- TASK TO CARRY OUT
Repeat the records in full. No pictures belong in the copy.

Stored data
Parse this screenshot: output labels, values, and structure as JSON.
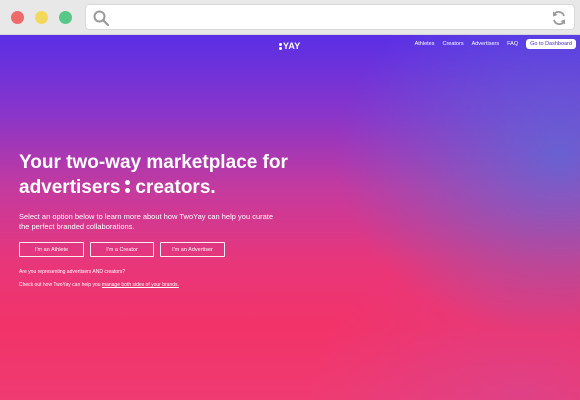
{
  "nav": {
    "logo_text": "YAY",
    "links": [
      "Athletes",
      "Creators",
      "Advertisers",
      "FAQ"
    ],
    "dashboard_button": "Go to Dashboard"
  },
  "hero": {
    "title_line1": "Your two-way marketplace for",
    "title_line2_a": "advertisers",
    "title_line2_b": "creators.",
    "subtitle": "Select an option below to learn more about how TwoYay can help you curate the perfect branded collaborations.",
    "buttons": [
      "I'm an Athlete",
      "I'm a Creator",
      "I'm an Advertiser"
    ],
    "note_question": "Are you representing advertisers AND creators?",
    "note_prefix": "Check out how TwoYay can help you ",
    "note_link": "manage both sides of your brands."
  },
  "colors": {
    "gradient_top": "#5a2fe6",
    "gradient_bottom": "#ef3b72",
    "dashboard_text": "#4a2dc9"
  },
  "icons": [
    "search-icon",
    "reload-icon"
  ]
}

- RESPONSE TO THE EXERCISE
Parse this screenshot: output labels, values, and structure as JSON.
{
  "nav": {
    "logo_text": "YAY",
    "links": [
      "Athletes",
      "Creators",
      "Advertisers",
      "FAQ"
    ],
    "dashboard_button": "Go to Dashboard"
  },
  "hero": {
    "title_line1": "Your two-way marketplace for",
    "title_line2_a": "advertisers",
    "title_line2_b": "creators.",
    "subtitle": "Select an option below to learn more about how TwoYay can help you curate the perfect branded collaborations.",
    "buttons": [
      "I'm an Athlete",
      "I'm a Creator",
      "I'm an Advertiser"
    ],
    "note_question": "Are you representing advertisers AND creators?",
    "note_prefix": "Check out how TwoYay can help you ",
    "note_link": "manage both sides of your brands."
  },
  "colors": {
    "gradient_top": "#5a2fe6",
    "gradient_bottom": "#ef3b72",
    "dashboard_text": "#4a2dc9"
  },
  "icons": [
    "search-icon",
    "reload-icon"
  ]
}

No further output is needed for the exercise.